Items from a data source
..............................

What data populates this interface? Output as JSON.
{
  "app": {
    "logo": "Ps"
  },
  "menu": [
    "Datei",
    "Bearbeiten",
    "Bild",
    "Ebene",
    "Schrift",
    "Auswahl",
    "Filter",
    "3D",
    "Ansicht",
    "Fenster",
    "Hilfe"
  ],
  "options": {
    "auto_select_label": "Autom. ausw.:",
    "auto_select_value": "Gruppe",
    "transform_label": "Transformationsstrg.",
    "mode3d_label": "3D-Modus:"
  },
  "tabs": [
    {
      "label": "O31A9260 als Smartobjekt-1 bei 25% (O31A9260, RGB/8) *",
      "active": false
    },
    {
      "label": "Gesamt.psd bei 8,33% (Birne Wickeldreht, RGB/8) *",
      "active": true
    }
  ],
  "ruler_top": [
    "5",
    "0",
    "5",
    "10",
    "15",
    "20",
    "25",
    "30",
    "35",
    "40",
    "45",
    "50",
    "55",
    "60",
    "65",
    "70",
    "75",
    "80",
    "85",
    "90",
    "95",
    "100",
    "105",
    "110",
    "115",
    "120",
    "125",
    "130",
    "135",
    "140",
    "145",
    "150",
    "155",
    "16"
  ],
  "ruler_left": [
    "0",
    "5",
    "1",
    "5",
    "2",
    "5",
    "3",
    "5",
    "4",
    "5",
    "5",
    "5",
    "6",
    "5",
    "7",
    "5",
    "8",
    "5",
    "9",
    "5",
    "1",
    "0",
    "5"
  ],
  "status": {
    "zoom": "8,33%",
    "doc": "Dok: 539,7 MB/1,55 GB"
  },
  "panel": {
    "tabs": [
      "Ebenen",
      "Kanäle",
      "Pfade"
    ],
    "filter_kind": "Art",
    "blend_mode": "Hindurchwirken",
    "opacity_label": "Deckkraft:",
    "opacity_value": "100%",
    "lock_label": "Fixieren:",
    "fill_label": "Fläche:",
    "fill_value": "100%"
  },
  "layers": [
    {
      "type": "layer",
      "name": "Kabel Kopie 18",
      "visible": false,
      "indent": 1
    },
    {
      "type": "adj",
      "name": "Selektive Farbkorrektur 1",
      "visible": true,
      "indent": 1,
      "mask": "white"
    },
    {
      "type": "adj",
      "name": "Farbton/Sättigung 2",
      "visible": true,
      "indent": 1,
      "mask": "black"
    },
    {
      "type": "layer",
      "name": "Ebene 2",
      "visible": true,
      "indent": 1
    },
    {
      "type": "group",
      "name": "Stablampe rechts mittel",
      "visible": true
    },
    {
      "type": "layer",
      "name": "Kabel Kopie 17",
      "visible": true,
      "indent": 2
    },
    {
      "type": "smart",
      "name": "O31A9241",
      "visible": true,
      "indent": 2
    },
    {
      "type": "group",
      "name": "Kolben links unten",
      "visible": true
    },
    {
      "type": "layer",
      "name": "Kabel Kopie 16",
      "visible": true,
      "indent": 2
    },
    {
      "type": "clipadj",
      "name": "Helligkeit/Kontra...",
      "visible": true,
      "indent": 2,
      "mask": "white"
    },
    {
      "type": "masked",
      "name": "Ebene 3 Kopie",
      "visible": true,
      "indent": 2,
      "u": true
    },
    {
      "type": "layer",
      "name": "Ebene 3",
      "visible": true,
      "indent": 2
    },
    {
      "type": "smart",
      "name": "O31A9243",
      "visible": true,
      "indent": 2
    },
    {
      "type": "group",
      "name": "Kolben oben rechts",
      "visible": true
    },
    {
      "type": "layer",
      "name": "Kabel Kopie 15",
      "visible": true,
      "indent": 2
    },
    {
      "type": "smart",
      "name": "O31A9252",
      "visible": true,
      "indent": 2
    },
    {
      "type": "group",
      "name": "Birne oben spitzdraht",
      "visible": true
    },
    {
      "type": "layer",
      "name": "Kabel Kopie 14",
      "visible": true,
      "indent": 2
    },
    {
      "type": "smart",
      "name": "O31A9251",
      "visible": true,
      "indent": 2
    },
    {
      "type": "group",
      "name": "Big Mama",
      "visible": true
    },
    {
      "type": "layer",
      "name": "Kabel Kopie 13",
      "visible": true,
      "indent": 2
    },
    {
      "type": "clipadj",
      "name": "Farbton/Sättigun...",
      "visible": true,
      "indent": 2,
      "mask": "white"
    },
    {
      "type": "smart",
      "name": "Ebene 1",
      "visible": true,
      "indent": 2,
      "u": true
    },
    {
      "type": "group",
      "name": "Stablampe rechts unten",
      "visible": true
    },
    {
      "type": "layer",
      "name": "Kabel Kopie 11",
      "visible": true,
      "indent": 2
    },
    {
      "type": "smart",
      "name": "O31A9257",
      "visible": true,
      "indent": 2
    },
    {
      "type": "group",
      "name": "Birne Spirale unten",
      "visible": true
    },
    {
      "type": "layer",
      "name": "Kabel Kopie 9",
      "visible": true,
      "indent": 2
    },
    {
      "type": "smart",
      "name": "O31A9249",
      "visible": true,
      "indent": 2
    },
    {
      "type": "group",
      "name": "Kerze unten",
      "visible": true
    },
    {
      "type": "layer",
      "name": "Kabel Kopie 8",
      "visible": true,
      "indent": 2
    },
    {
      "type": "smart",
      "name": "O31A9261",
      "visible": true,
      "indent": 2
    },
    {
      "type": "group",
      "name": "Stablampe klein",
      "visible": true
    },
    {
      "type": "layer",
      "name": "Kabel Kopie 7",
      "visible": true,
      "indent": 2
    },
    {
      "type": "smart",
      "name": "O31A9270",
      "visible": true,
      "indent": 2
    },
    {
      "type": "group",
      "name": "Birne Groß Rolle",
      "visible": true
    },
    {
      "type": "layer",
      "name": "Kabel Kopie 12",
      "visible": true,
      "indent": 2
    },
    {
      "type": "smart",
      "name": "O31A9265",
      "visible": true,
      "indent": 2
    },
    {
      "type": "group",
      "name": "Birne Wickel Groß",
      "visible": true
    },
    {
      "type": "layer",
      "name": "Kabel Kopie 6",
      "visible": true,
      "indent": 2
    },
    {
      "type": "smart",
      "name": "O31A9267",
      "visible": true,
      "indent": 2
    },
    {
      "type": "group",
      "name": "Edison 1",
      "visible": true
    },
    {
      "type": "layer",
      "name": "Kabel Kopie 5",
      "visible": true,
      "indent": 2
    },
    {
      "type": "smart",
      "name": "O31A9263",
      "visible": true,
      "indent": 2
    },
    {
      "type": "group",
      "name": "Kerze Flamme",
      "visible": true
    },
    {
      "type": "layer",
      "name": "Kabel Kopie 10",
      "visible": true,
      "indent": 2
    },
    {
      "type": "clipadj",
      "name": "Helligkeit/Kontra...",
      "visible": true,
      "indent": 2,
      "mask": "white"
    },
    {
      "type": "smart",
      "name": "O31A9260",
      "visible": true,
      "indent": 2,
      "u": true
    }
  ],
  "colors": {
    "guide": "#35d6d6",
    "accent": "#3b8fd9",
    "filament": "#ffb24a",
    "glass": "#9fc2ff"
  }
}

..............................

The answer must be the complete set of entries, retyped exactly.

- **Task output**:
What data populates this interface? Output as JSON.
{
  "app": {
    "logo": "Ps"
  },
  "menu": [
    "Datei",
    "Bearbeiten",
    "Bild",
    "Ebene",
    "Schrift",
    "Auswahl",
    "Filter",
    "3D",
    "Ansicht",
    "Fenster",
    "Hilfe"
  ],
  "options": {
    "auto_select_label": "Autom. ausw.:",
    "auto_select_value": "Gruppe",
    "transform_label": "Transformationsstrg.",
    "mode3d_label": "3D-Modus:"
  },
  "tabs": [
    {
      "label": "O31A9260 als Smartobjekt-1 bei 25% (O31A9260, RGB/8) *",
      "active": false
    },
    {
      "label": "Gesamt.psd bei 8,33% (Birne Wickeldreht, RGB/8) *",
      "active": true
    }
  ],
  "ruler_top": [
    "5",
    "0",
    "5",
    "10",
    "15",
    "20",
    "25",
    "30",
    "35",
    "40",
    "45",
    "50",
    "55",
    "60",
    "65",
    "70",
    "75",
    "80",
    "85",
    "90",
    "95",
    "100",
    "105",
    "110",
    "115",
    "120",
    "125",
    "130",
    "135",
    "140",
    "145",
    "150",
    "155",
    "16"
  ],
  "ruler_left": [
    "0",
    "5",
    "1",
    "5",
    "2",
    "5",
    "3",
    "5",
    "4",
    "5",
    "5",
    "5",
    "6",
    "5",
    "7",
    "5",
    "8",
    "5",
    "9",
    "5",
    "1",
    "0",
    "5"
  ],
  "status": {
    "zoom": "8,33%",
    "doc": "Dok: 539,7 MB/1,55 GB"
  },
  "panel": {
    "tabs": [
      "Ebenen",
      "Kanäle",
      "Pfade"
    ],
    "filter_kind": "Art",
    "blend_mode": "Hindurchwirken",
    "opacity_label": "Deckkraft:",
    "opacity_value": "100%",
    "lock_label": "Fixieren:",
    "fill_label": "Fläche:",
    "fill_value": "100%"
  },
  "layers": [
    {
      "type": "layer",
      "name": "Kabel Kopie 18",
      "visible": false,
      "indent": 1
    },
    {
      "type": "adj",
      "name": "Selektive Farbkorrektur 1",
      "visible": true,
      "indent": 1,
      "mask": "white"
    },
    {
      "type": "adj",
      "name": "Farbton/Sättigung 2",
      "visible": true,
      "indent": 1,
      "mask": "black"
    },
    {
      "type": "layer",
      "name": "Ebene 2",
      "visible": true,
      "indent": 1
    },
    {
      "type": "group",
      "name": "Stablampe rechts mittel",
      "visible": true
    },
    {
      "type": "layer",
      "name": "Kabel Kopie 17",
      "visible": true,
      "indent": 2
    },
    {
      "type": "smart",
      "name": "O31A9241",
      "visible": true,
      "indent": 2
    },
    {
      "type": "group",
      "name": "Kolben links unten",
      "visible": true
    },
    {
      "type": "layer",
      "name": "Kabel Kopie 16",
      "visible": true,
      "indent": 2
    },
    {
      "type": "clipadj",
      "name": "Helligkeit/Kontra...",
      "visible": true,
      "indent": 2,
      "mask": "white"
    },
    {
      "type": "masked",
      "name": "Ebene 3 Kopie",
      "visible": true,
      "indent": 2,
      "u": true
    },
    {
      "type": "layer",
      "name": "Ebene 3",
      "visible": true,
      "indent": 2
    },
    {
      "type": "smart",
      "name": "O31A9243",
      "visible": true,
      "indent": 2
    },
    {
      "type": "group",
      "name": "Kolben oben rechts",
      "visible": true
    },
    {
      "type": "layer",
      "name": "Kabel Kopie 15",
      "visible": true,
      "indent": 2
    },
    {
      "type": "smart",
      "name": "O31A9252",
      "visible": true,
      "indent": 2
    },
    {
      "type": "group",
      "name": "Birne oben spitzdraht",
      "visible": true
    },
    {
      "type": "layer",
      "name": "Kabel Kopie 14",
      "visible": true,
      "indent": 2
    },
    {
      "type": "smart",
      "name": "O31A9251",
      "visible": true,
      "indent": 2
    },
    {
      "type": "group",
      "name": "Big Mama",
      "visible": true
    },
    {
      "type": "layer",
      "name": "Kabel Kopie 13",
      "visible": true,
      "indent": 2
    },
    {
      "type": "clipadj",
      "name": "Farbton/Sättigun...",
      "visible": true,
      "indent": 2,
      "mask": "white"
    },
    {
      "type": "smart",
      "name": "Ebene 1",
      "visible": true,
      "indent": 2,
      "u": true
    },
    {
      "type": "group",
      "name": "Stablampe rechts unten",
      "visible": true
    },
    {
      "type": "layer",
      "name": "Kabel Kopie 11",
      "visible": true,
      "indent": 2
    },
    {
      "type": "smart",
      "name": "O31A9257",
      "visible": true,
      "indent": 2
    },
    {
      "type": "group",
      "name": "Birne Spirale unten",
      "visible": true
    },
    {
      "type": "layer",
      "name": "Kabel Kopie 9",
      "visible": true,
      "indent": 2
    },
    {
      "type": "smart",
      "name": "O31A9249",
      "visible": true,
      "indent": 2
    },
    {
      "type": "group",
      "name": "Kerze unten",
      "visible": true
    },
    {
      "type": "layer",
      "name": "Kabel Kopie 8",
      "visible": true,
      "indent": 2
    },
    {
      "type": "smart",
      "name": "O31A9261",
      "visible": true,
      "indent": 2
    },
    {
      "type": "group",
      "name": "Stablampe klein",
      "visible": true
    },
    {
      "type": "layer",
      "name": "Kabel Kopie 7",
      "visible": true,
      "indent": 2
    },
    {
      "type": "smart",
      "name": "O31A9270",
      "visible": true,
      "indent": 2
    },
    {
      "type": "group",
      "name": "Birne Groß Rolle",
      "visible": true
    },
    {
      "type": "layer",
      "name": "Kabel Kopie 12",
      "visible": true,
      "indent": 2
    },
    {
      "type": "smart",
      "name": "O31A9265",
      "visible": true,
      "indent": 2
    },
    {
      "type": "group",
      "name": "Birne Wickel Groß",
      "visible": true
    },
    {
      "type": "layer",
      "name": "Kabel Kopie 6",
      "visible": true,
      "indent": 2
    },
    {
      "type": "smart",
      "name": "O31A9267",
      "visible": true,
      "indent": 2
    },
    {
      "type": "group",
      "name": "Edison 1",
      "visible": true
    },
    {
      "type": "layer",
      "name": "Kabel Kopie 5",
      "visible": true,
      "indent": 2
    },
    {
      "type": "smart",
      "name": "O31A9263",
      "visible": true,
      "indent": 2
    },
    {
      "type": "group",
      "name": "Kerze Flamme",
      "visible": true
    },
    {
      "type": "layer",
      "name": "Kabel Kopie 10",
      "visible": true,
      "indent": 2
    },
    {
      "type": "clipadj",
      "name": "Helligkeit/Kontra...",
      "visible": true,
      "indent": 2,
      "mask": "white"
    },
    {
      "type": "smart",
      "name": "O31A9260",
      "visible": true,
      "indent": 2,
      "u": true
    }
  ],
  "colors": {
    "guide": "#35d6d6",
    "accent": "#3b8fd9",
    "filament": "#ffb24a",
    "glass": "#9fc2ff"
  }
}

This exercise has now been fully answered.